No doubt, Snow’s work was brilliant: it helped build a foundation for the germ theory of disease and birthed a whole new ‘-ology’. But was it responsible for the great clean-up of London, the so-called sanitary revolution? In discussing sanitary reform, The Ghost Map focuses almost exclusively on scientific understanding and gives scant consideration to critical aspects like political will, governance, or corruption. Johnson writes that “after years of bureaucratic waffling, the Great Stink finally motivated the authorities to deal with…the contamination of the Thames”. With little more said on the matter, the book neglects the political, economic and societal forces that were responsible, far more than ignorance or the miasma theory, for the sanitary conditions in 19th century London.
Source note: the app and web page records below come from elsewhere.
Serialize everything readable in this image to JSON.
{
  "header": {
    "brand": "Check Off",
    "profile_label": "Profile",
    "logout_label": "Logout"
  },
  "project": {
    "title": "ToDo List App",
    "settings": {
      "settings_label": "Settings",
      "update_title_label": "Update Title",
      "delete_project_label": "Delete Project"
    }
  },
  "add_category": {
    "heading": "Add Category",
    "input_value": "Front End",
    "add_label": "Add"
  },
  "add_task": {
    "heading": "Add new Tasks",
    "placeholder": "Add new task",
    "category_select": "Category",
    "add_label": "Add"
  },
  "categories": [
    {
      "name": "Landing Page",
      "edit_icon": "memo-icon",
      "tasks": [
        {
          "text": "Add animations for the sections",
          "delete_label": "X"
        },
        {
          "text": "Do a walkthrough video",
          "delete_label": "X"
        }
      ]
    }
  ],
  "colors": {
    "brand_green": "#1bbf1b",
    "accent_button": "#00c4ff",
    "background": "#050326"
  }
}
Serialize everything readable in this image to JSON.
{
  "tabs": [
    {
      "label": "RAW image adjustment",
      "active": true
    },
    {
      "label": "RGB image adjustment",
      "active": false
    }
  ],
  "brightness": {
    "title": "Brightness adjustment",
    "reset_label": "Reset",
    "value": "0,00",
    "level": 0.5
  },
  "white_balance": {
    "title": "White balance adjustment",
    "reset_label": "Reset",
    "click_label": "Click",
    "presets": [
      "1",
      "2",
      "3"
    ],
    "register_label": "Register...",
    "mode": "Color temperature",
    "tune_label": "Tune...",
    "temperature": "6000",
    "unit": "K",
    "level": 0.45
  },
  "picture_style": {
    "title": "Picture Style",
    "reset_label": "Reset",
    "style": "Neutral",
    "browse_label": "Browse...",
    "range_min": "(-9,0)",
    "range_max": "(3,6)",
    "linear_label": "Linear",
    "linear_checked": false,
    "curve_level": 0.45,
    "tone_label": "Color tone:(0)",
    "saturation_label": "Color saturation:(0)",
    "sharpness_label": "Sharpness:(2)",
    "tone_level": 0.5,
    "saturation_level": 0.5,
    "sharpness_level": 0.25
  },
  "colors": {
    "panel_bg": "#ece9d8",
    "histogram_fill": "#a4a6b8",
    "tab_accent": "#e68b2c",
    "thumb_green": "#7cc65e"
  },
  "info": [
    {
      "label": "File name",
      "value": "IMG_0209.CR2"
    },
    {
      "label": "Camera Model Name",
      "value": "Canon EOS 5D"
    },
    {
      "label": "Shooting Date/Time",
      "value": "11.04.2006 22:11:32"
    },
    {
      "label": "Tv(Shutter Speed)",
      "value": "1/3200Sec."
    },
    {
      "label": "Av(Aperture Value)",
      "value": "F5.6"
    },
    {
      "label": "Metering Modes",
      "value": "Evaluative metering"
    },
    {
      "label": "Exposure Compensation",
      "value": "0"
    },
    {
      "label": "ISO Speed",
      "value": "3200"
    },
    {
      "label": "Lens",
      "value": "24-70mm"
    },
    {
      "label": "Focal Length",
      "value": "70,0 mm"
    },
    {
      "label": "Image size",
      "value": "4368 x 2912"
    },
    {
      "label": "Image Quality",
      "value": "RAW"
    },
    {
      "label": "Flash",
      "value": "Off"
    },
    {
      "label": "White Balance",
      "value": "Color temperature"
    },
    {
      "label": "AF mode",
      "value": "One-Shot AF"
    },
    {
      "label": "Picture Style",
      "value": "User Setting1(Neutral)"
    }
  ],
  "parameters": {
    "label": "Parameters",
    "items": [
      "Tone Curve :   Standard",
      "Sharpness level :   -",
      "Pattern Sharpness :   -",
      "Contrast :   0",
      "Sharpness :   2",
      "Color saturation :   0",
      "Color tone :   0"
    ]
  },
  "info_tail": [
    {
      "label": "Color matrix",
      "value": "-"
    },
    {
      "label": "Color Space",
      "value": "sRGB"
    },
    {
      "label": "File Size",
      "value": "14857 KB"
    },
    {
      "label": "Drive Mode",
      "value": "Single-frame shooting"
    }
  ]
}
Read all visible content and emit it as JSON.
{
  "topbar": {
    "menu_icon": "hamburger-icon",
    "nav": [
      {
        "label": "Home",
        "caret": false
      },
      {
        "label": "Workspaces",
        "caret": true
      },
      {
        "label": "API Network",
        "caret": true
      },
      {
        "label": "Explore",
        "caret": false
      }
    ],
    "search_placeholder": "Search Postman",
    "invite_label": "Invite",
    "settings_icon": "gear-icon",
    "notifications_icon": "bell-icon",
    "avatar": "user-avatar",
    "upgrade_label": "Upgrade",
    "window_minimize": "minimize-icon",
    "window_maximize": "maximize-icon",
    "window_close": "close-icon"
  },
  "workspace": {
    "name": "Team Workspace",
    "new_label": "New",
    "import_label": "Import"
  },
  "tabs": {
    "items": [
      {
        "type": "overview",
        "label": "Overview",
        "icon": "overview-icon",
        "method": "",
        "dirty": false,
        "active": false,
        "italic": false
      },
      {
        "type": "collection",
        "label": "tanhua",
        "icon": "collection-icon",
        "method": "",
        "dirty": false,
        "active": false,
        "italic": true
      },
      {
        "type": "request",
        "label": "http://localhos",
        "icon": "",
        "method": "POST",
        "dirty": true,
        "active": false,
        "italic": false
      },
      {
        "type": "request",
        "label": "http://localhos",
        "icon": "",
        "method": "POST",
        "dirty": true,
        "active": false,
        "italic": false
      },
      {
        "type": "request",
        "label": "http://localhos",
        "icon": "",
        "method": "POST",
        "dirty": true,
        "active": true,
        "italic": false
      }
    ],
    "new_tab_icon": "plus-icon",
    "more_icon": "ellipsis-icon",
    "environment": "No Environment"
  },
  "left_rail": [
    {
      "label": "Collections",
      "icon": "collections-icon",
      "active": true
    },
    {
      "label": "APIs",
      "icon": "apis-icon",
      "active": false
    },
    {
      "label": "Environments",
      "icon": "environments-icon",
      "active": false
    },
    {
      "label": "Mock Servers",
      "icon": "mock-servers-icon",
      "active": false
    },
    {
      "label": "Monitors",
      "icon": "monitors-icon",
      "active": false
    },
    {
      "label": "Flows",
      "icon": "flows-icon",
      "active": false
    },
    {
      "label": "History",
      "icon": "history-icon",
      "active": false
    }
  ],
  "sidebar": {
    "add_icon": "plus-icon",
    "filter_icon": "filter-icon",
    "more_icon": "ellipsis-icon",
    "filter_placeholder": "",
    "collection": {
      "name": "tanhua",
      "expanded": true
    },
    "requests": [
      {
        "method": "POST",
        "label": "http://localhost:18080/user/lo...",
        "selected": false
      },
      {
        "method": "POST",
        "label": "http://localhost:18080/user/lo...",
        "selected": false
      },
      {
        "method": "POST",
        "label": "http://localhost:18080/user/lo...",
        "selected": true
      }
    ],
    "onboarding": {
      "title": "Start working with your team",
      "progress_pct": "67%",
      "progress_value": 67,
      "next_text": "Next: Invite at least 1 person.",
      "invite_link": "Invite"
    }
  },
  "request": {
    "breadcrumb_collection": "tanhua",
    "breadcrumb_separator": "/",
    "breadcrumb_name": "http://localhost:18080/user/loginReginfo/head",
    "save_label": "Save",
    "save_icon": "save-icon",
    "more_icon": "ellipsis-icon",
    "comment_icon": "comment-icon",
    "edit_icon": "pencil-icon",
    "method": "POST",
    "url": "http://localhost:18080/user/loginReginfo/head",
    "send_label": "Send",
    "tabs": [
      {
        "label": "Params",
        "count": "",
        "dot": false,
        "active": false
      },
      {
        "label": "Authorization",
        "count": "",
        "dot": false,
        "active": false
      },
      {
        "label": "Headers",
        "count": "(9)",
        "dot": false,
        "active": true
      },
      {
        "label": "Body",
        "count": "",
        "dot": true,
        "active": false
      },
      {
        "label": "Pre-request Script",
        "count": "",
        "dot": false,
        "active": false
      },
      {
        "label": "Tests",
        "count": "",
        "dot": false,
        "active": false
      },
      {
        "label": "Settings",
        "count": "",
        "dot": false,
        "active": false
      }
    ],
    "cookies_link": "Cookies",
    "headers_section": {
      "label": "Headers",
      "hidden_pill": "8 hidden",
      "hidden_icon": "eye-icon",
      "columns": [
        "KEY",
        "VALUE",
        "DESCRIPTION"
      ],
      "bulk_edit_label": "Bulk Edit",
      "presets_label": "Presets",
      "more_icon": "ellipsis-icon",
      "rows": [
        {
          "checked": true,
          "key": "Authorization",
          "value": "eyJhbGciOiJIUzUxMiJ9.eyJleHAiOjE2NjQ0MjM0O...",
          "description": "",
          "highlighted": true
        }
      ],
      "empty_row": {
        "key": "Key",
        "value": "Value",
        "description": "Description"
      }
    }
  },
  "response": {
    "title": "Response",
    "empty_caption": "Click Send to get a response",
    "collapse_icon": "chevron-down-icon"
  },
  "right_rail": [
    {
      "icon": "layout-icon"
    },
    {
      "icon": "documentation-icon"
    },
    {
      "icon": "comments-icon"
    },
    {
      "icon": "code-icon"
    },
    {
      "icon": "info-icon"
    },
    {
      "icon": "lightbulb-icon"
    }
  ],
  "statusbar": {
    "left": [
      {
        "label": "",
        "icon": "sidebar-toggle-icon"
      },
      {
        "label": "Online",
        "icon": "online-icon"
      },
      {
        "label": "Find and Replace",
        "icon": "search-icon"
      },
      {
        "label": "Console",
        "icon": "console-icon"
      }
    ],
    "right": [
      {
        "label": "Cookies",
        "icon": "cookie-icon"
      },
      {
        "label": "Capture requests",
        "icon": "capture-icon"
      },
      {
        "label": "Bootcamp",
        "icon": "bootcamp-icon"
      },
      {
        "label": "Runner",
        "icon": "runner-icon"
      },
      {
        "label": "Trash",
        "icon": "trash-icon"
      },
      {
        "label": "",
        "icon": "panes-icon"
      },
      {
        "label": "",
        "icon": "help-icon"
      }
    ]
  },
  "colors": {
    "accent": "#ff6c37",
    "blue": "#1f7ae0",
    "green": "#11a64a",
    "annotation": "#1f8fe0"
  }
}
The Ghost Map presents the miasma theory as a significant hindrance to improving water infrastructure in London. However, perhaps missing the contradiction, it also acknowledges that Snow’s waterborne theory of cholera was only widely accepted after an elaborate, world-renowned sewerage system was built in London. Long before science provided an explanation, “societies throughout time were cognizant of the linkage between water and illness”[Solomon 2010, 252]. That was reason enough for Scotland and northern British industrial towns to construct extensive waterworks by 1850 to combat shortages and provide cleaner water. Even in London, a filtration system was introduced for Chelsea in 1828. Belief in miasma and in the importance of clean water were not mutually exclusive.

After the first cholera outbreak in England, a commentator in a medical journal stated that ‘there was never a real panic’ because it was quickly realised that the great majority of cholera victims were among ‘the poorest of the poor’ [Inglis 1971, 272]. So the sanitary crisis was a reflection of social inequality, it was also “an early manifestation of an inherent dilemma in the industrial market economy”: the lack of an internal mechanism to ensure environmental sustainability [Solomon 2010, 260]. Furthermore, there was ongoing debate over the rightful role of London’s government as the administrative class and industrial magnates had risen to prominence, heralding a shift from self-serving aristocratic ideals towards Victorian ideals of “social conscience and civic pride” [Plumb 1963, 84-87]. By not including such context, The Ghost Map overstates the importance of miasma theory and the Broad Street case.

Nevertheless, it tells an interesting and important story. It’s a memorable read that engages the reader from start to finish and I very much enjoyed it. Don’t turn to it to understand the sanitary revolution, it provides an incomplete story in that regard. Turn to it for a story of human ingenuity. I recommend it for anyone who likes history, is interested in water quality and disease, thinks about scientific progress, or simply wants to read a well-told story about an unusual man with an unchained mind.

Inglis, B. (1971). Poverty and the Industrial Revolution, London: Hodder and Stoughton Limited

Plumb, J. H. (1963). England in the Eighteenth Century, London: Penguin Group

Solomon, S. (2010) Water: The Epic Struggle for Wealth, Power, and Civilization, New York: HarperCollins Publishers.